29 September 2023
Preferred future headquarter accommodation agreed by decision-making executive
The council has agreed to review its office accommodation including opportunities to relocate its headquarters at Shute End
At its meeting last night, Wokingham Borough Council’s decision-making executive agreed to review its office accommodation including the opportunities to relocate its headquarters at Shute End to a more appropriately sized and more energy efficient building.
Like many other organisations and businesses across the country, the way in which the council works changed during the Covid-19 pandemic, and this has continued since then.
Shute End no longer meets our needs
The Shute End office is now too big for the council’s needs and the running costs are very high – around £1.1million per year. Not only that, Shute End is not energy efficient. By 2030, there is a legal requirement to have an Energy Performance Certificate (EPC) rating of B. Shute End is currently rated at EPC D and it would cost more than £1million to bring it up to standard.
As a responsible authority, the borough council has to look at its own resources and seek to reduce its costs where it can to help protect vital services.
Proposed new Headquarters
The council has explored a number of possible locations for a new headquarters taking into consideration criteria such as location, sites it owns, availability as well as making sure the building is an appropriate size for its workforce and energy efficient.
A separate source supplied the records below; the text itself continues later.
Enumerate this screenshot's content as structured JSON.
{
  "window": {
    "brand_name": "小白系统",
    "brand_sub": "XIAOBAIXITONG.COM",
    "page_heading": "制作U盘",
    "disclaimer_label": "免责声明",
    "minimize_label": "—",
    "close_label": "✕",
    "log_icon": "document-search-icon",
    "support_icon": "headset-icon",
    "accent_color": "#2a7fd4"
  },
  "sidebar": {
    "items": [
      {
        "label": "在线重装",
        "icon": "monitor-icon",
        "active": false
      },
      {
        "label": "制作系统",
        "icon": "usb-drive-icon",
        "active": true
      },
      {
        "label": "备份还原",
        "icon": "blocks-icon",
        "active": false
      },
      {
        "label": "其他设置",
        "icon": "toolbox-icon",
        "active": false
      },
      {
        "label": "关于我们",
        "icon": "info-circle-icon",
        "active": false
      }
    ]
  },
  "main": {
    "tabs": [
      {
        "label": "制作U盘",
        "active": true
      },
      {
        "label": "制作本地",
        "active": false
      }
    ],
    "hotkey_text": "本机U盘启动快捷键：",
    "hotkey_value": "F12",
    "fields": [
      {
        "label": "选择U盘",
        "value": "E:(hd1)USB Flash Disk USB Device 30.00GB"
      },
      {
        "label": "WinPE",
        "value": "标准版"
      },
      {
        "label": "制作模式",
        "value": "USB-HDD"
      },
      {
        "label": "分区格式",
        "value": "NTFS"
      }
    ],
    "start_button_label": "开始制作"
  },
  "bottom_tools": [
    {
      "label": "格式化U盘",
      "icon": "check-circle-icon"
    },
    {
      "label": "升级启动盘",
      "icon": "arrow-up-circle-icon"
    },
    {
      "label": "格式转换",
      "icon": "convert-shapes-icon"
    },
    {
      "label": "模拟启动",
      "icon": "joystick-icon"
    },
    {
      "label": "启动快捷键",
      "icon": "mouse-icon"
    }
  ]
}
And at its meeting, the executive agreed that 28 to 38 Peach Street in Wokingham (the former Marks & Spencer building) is the preferred alternative headquarters location and approved for more detailed feasibility and planning work to take place.
The outcome of this work will be reported back to the Executive next year (2024). This is a long-term project which would be subject to planning permission and the council doesn’t envisage moving into its new headquarters until early 2027.
Given the criteria set out above, especially relating to size and capacity, the options for an alternative headquarters were all identified within Wokingham town. However, further work to consider opportunities for leasing other suitable properties outside of Wokingham town will be carried out and compared with the current preferred option.
The council is also looking at community hubs, with greater flexibility and the opportunity to work more collaboratively with partners and the wider community.
Facing unprecedented challenges
Cllr Stephen Conway, leader of the council, said: “We’re facing unprecedented financial challenges and we are having to make difficult decisions about many of our services to help reduce costs and prioritise funding to support those most in need. Therefore, it is only right and proper that we look at the buildings we own and see where we can make efficiencies. Since the pandemic our working practices have changed.
“Our Civic Offices at Shute End have become far too expensive to run given the current circumstances. Thanks to modern flexible working practices, especially working part of the week from home or other locations, a building of this size is no longer needed. There are environmental benefits too as Shute End is not energy efficient and to bring it up to the legal requirement by 2030 would require a significant investment – money we simply don’t have.
“We can, therefore, save the council taxpayer money by moving to smaller accommodation that is cheaper to run and more energy efficient. This is a positive move.”